>>>
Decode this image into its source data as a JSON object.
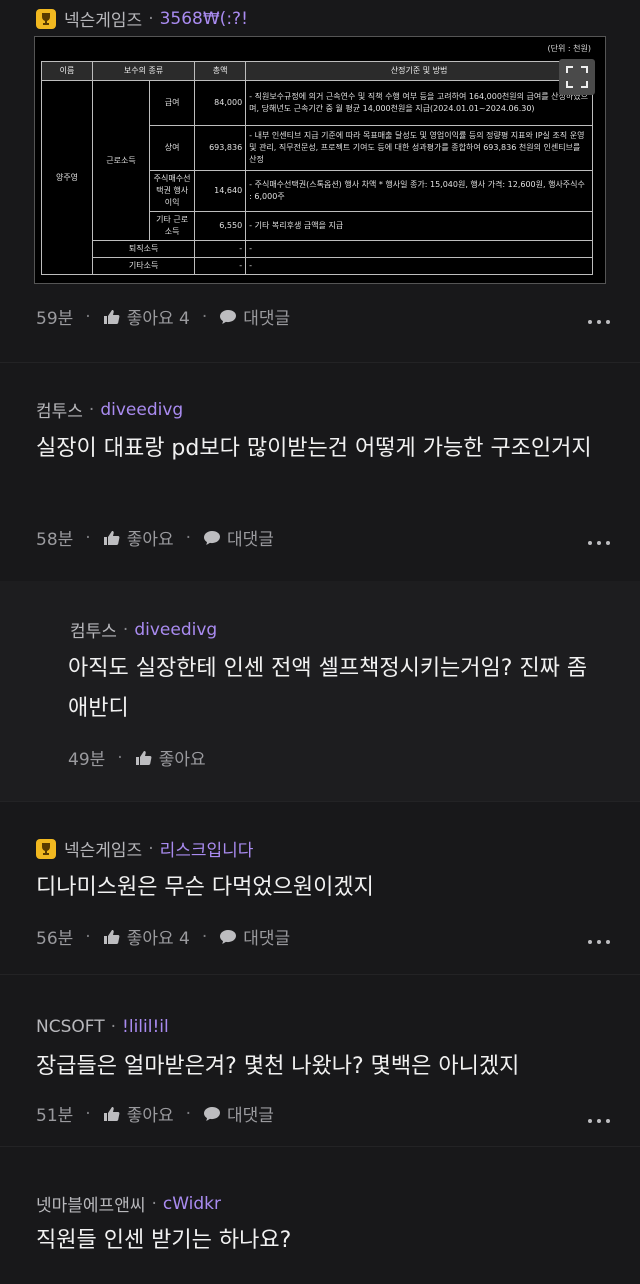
{
  "colors": {
    "background": "#18181a",
    "nickname": "#a98bf0",
    "badge": "#f1b820"
  },
  "comments": [
    {
      "company": "넥슨게임즈",
      "nickname": "3568₩(:?!",
      "has_badge": true,
      "time": "59분",
      "like_label": "좋아요 4",
      "reply_label": "대댓글",
      "table": {
        "unit": "(단위 : 천원)",
        "headers": [
          "이름",
          "보수의 종류",
          "총액",
          "산정기준 및 방법"
        ],
        "name": "양주영",
        "group": "근로소득",
        "rows": [
          {
            "type": "급여",
            "amount": "84,000",
            "method": "- 직원보수규정에 의거 근속연수 및 직책 수행 여부 등을 고려하여 164,000천원의 급여를 산정하였으며, 당해년도 근속기간 중 월 평균 14,000천원을 지급(2024.01.01~2024.06.30)"
          },
          {
            "type": "상여",
            "amount": "693,836",
            "method": "- 내부 인센티브 지급 기준에 따라 목표매출 달성도 및 영업이익률 등의 정량평 지표와 IP실 조직 운영 및 관리, 직무전문성, 프로젝트 기여도 등에 대한 성과평가를 종합하여 693,836 천원의 인센티브를 산정"
          },
          {
            "type": "주식매수선택권 행사이익",
            "amount": "14,640",
            "method": "- 주식매수선택권(스톡옵션) 행사 차액 * 행사일 종가: 15,040원, 행사 가격: 12,600원, 행사주식수 : 6,000주"
          },
          {
            "type": "기타 근로소득",
            "amount": "6,550",
            "method": "- 기타 복리후생 금액을 지급"
          }
        ],
        "extra_rows": [
          {
            "type": "퇴직소득",
            "amount": "-",
            "method": "-"
          },
          {
            "type": "기타소득",
            "amount": "-",
            "method": "-"
          }
        ]
      }
    },
    {
      "company": "컴투스",
      "nickname": "diveedivg",
      "text": "실장이 대표랑 pd보다 많이받는건 어떻게 가능한 구조인거지",
      "time": "58분",
      "like_label": "좋아요",
      "reply_label": "대댓글"
    },
    {
      "company": "컴투스",
      "nickname": "diveedivg",
      "text": "아직도 실장한테 인센 전액 셀프책정시키는거임? 진짜 좀 애반디",
      "time": "49분",
      "like_label": "좋아요"
    },
    {
      "company": "넥슨게임즈",
      "nickname": "리스크입니다",
      "has_badge": true,
      "text": "디나미스원은 무슨 다먹었으원이겠지",
      "time": "56분",
      "like_label": "좋아요 4",
      "reply_label": "대댓글"
    },
    {
      "company": "NCSOFT",
      "nickname": "!lilil!il",
      "text": "장급들은 얼마받은겨? 몇천 나왔나? 몇백은 아니겠지",
      "time": "51분",
      "like_label": "좋아요",
      "reply_label": "대댓글"
    },
    {
      "company": "넷마블에프앤씨",
      "nickname": "cWidkr",
      "text": "직원들 인센 받기는 하나요?"
    }
  ]
}
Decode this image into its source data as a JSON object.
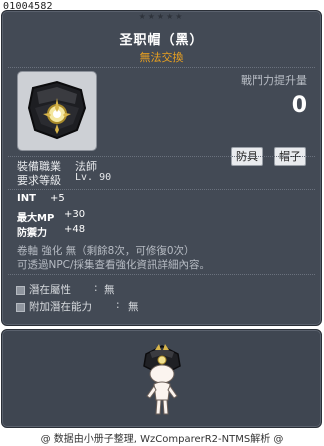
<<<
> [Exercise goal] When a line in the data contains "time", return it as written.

> [Written answer]
      "time": "59분",
      "time": "58분",
      "time": "49분",
      "time": "56분",
      "time": "51분",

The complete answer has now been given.